Background to the Gazetteer | Table of Contents
|Site name||Barton Hill Farm, Site 1, Streatley 30|
|Burial codes||5005 5009 5021 5024 5025 5028 5030 5034 5036 5042 5044 5045 5052 5053 5065 5072 5084 5092 5097 5103 5106 5108 5110 5121 5125 5128 5141 5142 5152 5153 5167 5168 5181|
|3500bc - 2500bc||Henge-like enclosed cemetery comprising a regular circular ditch with an entrance causeway at the WNW and a probable external bank. Inside the enclosure at the centre were the sleeper trench foundations of a rectangular wooden mortuary enclosure 1.65m x 3.6m with an entrance gap 0.3m wide in the longer side. There were traces of two other separate fences to the north and east.
There were 2 crouched burials on the eastern inner side of the enclosure c1-1.2m from the ditch edge. These were possibly but not certainly of the same date as the mortuary enclosure. One skeleton was of an adult female c25-30, flexed, buried in a very constricted position and the legs bound, facing NW, showing evidence of exposure before burial perhaps in the mortuary structure, and was incomplete.

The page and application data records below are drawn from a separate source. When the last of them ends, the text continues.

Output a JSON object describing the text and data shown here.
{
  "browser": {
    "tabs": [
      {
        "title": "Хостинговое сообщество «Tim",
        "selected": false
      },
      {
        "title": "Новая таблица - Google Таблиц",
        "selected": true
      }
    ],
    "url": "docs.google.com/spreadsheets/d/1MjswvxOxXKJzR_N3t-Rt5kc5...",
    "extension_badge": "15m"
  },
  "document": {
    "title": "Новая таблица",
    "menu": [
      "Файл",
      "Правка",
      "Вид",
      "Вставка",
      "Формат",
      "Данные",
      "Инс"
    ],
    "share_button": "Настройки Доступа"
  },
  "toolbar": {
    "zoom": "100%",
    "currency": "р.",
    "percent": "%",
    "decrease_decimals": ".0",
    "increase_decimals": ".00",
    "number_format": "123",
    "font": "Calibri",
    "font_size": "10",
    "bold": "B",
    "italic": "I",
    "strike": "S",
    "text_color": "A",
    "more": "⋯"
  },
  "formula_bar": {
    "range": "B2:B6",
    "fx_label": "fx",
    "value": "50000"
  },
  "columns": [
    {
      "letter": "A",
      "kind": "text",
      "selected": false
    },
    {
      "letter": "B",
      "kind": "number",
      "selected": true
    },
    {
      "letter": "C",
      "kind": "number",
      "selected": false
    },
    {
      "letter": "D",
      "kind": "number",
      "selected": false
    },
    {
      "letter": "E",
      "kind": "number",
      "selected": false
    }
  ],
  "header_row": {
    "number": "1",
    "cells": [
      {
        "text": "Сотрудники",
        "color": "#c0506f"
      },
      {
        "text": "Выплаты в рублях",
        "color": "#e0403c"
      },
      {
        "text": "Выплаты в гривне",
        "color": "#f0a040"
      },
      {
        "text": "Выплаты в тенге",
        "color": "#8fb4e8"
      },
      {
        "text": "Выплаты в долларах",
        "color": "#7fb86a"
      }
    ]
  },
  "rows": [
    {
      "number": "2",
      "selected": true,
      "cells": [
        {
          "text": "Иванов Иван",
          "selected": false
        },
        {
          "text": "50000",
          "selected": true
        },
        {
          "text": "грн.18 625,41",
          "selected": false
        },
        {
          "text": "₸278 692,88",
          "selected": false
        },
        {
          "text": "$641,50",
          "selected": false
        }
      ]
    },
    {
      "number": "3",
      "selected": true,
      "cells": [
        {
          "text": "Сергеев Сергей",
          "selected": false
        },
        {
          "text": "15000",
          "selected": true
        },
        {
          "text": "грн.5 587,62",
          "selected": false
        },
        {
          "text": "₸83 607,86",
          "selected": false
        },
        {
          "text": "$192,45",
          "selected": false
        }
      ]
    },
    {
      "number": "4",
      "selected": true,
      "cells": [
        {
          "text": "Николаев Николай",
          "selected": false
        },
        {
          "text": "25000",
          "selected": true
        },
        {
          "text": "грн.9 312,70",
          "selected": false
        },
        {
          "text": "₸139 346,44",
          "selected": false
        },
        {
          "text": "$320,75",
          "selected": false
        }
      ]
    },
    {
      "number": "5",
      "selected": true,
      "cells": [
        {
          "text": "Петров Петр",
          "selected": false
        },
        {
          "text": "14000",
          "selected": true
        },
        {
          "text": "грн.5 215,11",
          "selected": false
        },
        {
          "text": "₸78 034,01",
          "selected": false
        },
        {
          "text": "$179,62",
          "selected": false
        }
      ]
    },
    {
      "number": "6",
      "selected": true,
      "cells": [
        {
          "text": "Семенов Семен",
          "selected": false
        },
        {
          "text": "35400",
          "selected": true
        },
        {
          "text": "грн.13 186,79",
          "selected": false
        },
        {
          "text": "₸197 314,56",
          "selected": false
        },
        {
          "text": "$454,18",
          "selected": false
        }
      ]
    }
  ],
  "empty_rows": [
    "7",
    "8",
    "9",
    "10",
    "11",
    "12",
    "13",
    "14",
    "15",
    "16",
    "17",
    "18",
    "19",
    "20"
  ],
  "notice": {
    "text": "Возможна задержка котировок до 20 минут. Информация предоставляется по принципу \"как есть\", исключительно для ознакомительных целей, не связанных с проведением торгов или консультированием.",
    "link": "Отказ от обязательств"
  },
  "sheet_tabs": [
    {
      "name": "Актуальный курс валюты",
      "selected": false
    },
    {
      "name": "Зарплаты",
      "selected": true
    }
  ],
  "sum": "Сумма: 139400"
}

The other skeleton was of a youth c16, on its left side, crouched and facing NW, with an ox rib bone and a shale bead; it was also incomplete. Fine chalk silt and then chalk rubble covered the interment. Both were in shallow oval pits oriented NE in the south east quadrant of the enclosure.
The ditch floor had a trampled appearance, and the entrance to the enclosure was set lower than the inner enclosure surface, possibly allowing step access to the ditch as well. Some Middle Neolithic pottery and bones of ox, deer and pig were found in the ditch, mainly on the west side. The pottery found on the site was of the Middle Neolithic (compare Whiteleaf Site 124). A small regular pit 0.3m deep x 0.3m in diameter was dug into the inner SW face of the ditch and refilled with orange clay, otherwise appearing fresh and unused.
There were also two irregular depressions filled with orange clay, one containing two potsherds in the south west quadrant. One of the depressions appeared to be a tree root hole.
|National grid square||TL|
|Bibliographic source||Dyer 1959, 1962, Kinnes 1979|
© Internet Archaeology/Author(s)
Last updated: Tues Aug 10 2004